Collected data entries:
++++

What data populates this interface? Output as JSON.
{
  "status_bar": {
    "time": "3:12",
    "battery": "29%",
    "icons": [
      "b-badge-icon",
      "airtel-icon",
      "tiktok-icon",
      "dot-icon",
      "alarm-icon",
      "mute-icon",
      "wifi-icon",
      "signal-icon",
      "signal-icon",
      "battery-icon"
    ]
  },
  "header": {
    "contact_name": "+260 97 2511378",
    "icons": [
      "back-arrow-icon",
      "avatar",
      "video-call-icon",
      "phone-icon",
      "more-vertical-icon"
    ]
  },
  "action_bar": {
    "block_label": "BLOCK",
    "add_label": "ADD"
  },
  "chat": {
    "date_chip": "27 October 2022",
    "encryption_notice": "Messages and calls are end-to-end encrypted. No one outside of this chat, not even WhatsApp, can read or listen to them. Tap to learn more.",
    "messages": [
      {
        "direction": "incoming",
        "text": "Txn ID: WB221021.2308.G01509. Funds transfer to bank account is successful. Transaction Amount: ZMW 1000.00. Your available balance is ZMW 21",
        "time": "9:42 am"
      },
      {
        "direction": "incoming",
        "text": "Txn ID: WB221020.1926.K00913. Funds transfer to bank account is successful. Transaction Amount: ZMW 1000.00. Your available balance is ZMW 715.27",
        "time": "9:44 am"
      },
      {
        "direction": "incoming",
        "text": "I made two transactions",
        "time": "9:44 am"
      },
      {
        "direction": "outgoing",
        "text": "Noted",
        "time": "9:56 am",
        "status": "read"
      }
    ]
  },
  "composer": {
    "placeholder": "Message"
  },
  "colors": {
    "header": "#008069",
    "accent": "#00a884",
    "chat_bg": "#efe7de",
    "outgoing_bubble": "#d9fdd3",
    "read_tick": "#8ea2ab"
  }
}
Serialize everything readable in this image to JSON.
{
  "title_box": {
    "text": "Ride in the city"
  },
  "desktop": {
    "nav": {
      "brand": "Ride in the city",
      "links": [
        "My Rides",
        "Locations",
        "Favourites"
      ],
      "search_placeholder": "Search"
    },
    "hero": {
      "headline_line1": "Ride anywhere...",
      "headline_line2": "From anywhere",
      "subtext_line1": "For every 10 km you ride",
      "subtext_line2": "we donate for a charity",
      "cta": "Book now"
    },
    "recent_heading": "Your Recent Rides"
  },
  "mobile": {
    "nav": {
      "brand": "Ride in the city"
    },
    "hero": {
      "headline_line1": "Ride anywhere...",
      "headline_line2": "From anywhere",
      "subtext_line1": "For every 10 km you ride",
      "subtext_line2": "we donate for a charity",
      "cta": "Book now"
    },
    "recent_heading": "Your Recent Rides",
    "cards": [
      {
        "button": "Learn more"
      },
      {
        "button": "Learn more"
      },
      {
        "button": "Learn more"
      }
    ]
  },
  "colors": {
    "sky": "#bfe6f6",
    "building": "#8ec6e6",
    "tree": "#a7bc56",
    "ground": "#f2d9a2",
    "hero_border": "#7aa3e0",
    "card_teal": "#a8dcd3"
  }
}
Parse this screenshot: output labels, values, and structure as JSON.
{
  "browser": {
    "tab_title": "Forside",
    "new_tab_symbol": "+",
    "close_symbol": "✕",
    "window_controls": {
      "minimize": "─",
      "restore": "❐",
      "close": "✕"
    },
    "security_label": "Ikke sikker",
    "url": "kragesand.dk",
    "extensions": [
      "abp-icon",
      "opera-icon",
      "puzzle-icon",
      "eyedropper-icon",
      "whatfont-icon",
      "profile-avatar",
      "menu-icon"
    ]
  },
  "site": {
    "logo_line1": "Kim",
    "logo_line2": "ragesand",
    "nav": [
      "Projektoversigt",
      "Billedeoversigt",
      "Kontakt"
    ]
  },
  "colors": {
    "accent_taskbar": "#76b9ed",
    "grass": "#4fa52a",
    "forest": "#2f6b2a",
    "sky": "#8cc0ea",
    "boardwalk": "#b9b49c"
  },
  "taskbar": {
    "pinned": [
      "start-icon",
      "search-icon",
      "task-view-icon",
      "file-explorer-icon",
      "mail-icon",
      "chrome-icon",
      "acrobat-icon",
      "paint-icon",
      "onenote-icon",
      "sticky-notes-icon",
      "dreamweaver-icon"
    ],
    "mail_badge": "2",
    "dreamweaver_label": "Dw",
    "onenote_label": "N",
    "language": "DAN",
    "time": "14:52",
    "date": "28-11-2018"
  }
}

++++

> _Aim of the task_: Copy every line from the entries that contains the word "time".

> _Answer to the exercise_:
    "time": "3:12",
        "time": "9:42 am"
        "time": "9:44 am"
        "time": "9:44 am"
        "time": "9:56 am",
    "time": "14:52",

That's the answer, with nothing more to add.